Jeff Weaver talked about celebrities and social causes. He wants to encourage people to look how celebrities advertise and why they act the way they do. He brings up the dichotomy of celebrities in charity campaigns, why are they participating in charity campaigns? And how much do the campaigns help? He brought up Jane Fonda as an example where she was in a photo with North Vietnamese soldiers in the Vietnam War. Unfortunately she was sitting in front of a building where North American soldiers were being tortured and her actions gave more fire for the people prone to the war than the ones trying to stop it.
Canadian paralympic athlete Kimberly Joines has tackled many setbacks in her life. Numerous bones in her body have been broken and she has been through surgery in four different countries. During her filmed speech she quotes Charles Bukowski, “You have to die a few times before you can live” and repeats throughout her speech “you are stronger than you think”. She has definitely been through some rough times but she has seen a lot of wonderful parts of life too, she says that you need those deep lows to really appreciate the highs.
Barnes explained that the act of movement has become suppressed in our daily society. We do not use our bodies the way we could, “we have grown away from movement”. Liam practices Parkour and says it is all about “getting from point A to point B, as efficiently as possible” and that the practice of movement could help us humans to become less prone to hurt ourselves. Explaining that the kids these days are used to falling on soft playgrounds, ‘we are the paranoid generation”, making falls as adults devastating. “If you fall as a kid and for example break your arm, you are less likely to do it as an adult”.

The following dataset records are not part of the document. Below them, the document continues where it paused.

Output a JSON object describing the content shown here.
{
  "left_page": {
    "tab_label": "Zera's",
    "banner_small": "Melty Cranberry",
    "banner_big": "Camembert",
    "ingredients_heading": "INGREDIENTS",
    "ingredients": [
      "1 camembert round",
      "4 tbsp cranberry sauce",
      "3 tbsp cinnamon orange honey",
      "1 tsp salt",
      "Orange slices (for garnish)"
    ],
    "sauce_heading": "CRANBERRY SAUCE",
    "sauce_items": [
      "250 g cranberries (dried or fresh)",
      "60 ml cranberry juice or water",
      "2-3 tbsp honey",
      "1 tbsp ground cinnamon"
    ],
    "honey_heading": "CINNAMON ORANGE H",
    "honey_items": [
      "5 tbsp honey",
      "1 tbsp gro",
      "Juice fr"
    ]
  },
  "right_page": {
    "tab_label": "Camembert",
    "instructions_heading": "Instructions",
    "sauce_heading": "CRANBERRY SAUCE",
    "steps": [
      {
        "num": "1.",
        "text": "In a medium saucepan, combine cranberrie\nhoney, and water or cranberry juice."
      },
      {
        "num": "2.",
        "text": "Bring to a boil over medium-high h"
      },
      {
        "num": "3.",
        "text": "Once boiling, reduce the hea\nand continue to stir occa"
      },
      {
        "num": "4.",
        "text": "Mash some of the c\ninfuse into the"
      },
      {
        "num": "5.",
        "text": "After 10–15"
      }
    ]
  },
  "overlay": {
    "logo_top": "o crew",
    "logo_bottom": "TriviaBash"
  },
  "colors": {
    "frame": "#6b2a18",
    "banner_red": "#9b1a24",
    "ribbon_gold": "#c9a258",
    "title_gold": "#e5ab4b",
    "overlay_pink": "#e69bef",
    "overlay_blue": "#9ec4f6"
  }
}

Jonny Coleshill, principal of Seven Summits Center for Learning, was very pleased with the outcome of the night. “I have wanted to run a TED-esque event for a long time as an educator, and the freedoms and opportunity with Seven Summits and our group of learners made it really possible, and helped it to become a great evening and event!” said Coleshill. He and the Seven Summits Center for Learning are already excited for the next years event, the Second Annual Red Talks. To end it all he said “but truly, I couldn’t be more happy with how it turned out!”.